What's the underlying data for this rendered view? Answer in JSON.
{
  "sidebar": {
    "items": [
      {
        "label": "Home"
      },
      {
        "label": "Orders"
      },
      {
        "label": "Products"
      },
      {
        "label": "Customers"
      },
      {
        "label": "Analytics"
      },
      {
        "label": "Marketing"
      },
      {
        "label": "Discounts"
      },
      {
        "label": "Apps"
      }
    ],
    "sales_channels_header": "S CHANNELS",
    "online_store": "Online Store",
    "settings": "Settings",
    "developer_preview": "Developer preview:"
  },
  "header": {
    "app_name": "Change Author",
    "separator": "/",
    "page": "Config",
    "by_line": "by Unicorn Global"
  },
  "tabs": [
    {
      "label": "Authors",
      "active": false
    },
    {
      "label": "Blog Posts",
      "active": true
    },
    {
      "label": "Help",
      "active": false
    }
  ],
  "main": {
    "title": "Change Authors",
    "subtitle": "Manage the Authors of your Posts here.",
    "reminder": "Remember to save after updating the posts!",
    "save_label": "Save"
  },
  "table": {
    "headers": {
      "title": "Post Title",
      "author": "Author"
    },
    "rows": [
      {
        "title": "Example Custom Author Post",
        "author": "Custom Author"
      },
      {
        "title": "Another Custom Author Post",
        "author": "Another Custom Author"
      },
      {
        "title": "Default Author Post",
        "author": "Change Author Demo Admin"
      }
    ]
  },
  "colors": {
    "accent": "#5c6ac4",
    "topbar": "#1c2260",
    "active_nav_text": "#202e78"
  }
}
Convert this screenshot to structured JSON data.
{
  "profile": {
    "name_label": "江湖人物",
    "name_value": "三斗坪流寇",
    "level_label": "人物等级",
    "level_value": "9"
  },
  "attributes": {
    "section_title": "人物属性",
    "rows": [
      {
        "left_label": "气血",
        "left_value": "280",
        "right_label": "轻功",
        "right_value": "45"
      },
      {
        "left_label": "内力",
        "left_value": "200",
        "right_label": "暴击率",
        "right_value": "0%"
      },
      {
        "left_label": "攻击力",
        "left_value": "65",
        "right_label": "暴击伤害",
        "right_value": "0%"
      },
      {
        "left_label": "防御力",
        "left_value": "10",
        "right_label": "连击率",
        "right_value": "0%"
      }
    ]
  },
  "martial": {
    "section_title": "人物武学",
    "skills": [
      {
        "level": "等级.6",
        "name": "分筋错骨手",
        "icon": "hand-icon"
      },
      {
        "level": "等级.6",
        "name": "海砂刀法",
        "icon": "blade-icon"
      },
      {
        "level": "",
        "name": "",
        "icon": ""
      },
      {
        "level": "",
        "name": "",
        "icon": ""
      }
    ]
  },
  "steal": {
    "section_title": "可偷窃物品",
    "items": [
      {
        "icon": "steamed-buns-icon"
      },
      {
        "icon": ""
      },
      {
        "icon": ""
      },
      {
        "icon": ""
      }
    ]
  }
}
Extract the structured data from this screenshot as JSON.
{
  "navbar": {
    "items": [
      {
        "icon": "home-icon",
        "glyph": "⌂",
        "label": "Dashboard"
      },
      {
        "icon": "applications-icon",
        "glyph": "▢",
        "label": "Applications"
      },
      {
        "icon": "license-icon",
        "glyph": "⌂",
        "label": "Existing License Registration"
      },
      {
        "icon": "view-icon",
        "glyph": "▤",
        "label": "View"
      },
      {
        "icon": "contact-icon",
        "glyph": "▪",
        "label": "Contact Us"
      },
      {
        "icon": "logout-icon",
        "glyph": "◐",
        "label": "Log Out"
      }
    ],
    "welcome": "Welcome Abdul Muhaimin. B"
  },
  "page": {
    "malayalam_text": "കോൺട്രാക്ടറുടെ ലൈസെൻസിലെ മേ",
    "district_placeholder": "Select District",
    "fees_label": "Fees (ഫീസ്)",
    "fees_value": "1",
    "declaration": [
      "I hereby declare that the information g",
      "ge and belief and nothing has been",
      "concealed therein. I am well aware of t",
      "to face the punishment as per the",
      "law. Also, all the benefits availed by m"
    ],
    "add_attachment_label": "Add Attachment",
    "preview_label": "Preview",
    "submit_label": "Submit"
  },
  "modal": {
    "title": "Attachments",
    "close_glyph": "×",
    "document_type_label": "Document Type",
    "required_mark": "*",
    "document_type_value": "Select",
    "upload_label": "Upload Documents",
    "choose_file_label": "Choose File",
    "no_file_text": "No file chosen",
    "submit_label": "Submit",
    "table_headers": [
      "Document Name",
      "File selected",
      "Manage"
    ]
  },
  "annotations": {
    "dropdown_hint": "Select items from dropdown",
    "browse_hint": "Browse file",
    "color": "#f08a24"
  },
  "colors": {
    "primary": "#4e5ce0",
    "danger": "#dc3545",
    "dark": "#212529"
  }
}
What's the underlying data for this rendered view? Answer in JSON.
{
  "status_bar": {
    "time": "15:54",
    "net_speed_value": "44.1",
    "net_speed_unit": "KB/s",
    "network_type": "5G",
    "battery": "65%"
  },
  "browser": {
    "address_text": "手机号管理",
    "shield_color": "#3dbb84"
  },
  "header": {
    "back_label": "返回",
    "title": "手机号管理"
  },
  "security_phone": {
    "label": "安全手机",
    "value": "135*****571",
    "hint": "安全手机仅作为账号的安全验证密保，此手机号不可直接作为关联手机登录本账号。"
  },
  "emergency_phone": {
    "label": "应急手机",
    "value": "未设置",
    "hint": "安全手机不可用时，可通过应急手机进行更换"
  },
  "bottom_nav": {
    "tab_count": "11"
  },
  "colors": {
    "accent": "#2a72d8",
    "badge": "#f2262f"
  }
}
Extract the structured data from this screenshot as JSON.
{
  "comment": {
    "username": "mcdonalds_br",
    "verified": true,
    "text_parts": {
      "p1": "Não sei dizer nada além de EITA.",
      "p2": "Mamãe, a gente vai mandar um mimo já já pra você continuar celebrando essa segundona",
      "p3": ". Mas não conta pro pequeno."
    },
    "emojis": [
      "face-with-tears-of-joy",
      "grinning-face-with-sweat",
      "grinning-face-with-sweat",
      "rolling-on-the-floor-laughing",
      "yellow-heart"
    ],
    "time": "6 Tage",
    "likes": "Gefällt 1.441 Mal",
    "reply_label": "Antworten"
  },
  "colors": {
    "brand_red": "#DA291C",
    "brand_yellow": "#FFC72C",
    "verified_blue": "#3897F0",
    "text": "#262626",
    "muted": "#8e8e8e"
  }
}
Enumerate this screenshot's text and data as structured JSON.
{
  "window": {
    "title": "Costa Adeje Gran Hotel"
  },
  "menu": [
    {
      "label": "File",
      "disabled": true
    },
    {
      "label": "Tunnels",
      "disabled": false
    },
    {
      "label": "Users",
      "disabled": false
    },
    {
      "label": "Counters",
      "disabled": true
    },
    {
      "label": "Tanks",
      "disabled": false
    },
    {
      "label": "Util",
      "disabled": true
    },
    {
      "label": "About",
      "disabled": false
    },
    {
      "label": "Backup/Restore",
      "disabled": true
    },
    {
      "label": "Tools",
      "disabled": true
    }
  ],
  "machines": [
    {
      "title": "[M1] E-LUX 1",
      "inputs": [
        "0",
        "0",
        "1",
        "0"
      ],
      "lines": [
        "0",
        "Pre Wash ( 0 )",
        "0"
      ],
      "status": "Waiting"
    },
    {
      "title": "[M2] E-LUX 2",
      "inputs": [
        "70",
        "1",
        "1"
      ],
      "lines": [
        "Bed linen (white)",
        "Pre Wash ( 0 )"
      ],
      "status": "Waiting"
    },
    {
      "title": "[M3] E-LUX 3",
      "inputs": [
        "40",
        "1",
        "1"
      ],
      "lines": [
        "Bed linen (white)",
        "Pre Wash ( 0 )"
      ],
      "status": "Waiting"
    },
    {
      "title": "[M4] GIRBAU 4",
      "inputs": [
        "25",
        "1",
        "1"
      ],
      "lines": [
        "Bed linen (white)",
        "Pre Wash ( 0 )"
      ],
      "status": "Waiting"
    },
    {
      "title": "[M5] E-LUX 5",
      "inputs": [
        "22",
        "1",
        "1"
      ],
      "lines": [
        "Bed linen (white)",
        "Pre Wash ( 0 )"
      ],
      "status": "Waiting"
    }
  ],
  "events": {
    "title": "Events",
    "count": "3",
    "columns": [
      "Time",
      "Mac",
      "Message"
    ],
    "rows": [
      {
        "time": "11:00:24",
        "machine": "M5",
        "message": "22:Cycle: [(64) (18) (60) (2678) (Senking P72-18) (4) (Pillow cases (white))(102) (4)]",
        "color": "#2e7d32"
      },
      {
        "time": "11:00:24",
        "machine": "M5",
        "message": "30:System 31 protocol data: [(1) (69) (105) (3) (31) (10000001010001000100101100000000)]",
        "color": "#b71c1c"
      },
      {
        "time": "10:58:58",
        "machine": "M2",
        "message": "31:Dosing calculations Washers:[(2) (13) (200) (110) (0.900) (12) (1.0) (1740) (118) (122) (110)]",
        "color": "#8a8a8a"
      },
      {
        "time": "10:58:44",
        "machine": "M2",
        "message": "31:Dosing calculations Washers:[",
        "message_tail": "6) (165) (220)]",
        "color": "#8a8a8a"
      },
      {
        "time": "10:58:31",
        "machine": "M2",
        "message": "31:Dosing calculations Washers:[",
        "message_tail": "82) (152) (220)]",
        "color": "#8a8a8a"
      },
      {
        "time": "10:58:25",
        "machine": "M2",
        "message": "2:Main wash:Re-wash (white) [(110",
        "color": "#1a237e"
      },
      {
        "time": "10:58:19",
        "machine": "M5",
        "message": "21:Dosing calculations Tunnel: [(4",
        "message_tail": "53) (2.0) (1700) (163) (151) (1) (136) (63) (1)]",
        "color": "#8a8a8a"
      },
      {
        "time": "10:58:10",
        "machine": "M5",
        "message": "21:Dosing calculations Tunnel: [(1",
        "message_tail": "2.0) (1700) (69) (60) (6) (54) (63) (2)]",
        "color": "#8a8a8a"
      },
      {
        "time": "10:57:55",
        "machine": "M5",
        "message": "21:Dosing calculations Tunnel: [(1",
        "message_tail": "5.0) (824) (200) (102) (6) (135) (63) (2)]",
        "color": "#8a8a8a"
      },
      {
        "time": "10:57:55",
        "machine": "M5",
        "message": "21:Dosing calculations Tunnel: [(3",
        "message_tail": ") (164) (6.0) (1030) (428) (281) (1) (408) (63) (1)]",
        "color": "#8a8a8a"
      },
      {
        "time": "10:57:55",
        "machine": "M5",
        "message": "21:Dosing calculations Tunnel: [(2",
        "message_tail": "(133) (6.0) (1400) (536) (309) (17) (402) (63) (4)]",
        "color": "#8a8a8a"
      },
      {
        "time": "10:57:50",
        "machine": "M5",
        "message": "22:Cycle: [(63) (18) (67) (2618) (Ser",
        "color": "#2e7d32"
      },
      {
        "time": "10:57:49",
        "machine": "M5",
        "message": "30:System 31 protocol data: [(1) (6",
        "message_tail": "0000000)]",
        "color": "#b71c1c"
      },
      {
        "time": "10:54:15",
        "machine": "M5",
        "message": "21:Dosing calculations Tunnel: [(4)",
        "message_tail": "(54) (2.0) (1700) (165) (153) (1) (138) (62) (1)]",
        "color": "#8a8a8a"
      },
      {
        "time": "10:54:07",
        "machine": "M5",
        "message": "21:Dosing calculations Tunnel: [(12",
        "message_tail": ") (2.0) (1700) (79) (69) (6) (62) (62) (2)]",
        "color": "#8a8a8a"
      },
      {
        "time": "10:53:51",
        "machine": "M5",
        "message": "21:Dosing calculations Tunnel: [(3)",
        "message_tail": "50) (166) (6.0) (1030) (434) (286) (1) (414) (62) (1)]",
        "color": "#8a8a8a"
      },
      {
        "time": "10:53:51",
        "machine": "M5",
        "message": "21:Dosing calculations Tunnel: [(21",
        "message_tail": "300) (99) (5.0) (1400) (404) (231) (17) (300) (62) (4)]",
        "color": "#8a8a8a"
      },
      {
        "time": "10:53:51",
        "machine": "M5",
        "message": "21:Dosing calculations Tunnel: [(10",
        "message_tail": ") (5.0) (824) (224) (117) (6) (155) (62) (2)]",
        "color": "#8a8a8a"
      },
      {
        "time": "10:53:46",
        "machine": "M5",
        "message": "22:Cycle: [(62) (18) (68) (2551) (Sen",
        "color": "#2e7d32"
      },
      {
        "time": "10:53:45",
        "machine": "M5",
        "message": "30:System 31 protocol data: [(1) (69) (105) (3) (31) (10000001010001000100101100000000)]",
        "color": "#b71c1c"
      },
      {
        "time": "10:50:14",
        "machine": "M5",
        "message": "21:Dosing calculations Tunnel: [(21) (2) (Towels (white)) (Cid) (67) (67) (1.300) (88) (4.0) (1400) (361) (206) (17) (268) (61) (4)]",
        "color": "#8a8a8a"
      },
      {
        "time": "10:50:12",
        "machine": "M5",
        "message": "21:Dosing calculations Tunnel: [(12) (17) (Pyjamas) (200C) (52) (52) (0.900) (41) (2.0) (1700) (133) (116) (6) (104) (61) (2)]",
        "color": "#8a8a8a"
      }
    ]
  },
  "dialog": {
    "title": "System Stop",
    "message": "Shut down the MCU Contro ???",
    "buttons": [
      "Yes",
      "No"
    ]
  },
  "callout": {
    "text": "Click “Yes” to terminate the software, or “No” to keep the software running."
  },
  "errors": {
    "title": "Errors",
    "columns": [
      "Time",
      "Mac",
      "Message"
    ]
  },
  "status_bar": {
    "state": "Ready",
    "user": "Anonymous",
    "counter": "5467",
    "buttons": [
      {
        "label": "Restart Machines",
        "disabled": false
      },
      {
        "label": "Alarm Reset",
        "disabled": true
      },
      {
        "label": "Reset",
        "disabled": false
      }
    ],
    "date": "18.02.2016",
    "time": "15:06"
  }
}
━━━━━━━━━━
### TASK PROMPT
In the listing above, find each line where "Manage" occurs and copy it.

### EXERCISE SOLUTION
    "subtitle": "Manage the Authors of your Posts here.",
      "Manage"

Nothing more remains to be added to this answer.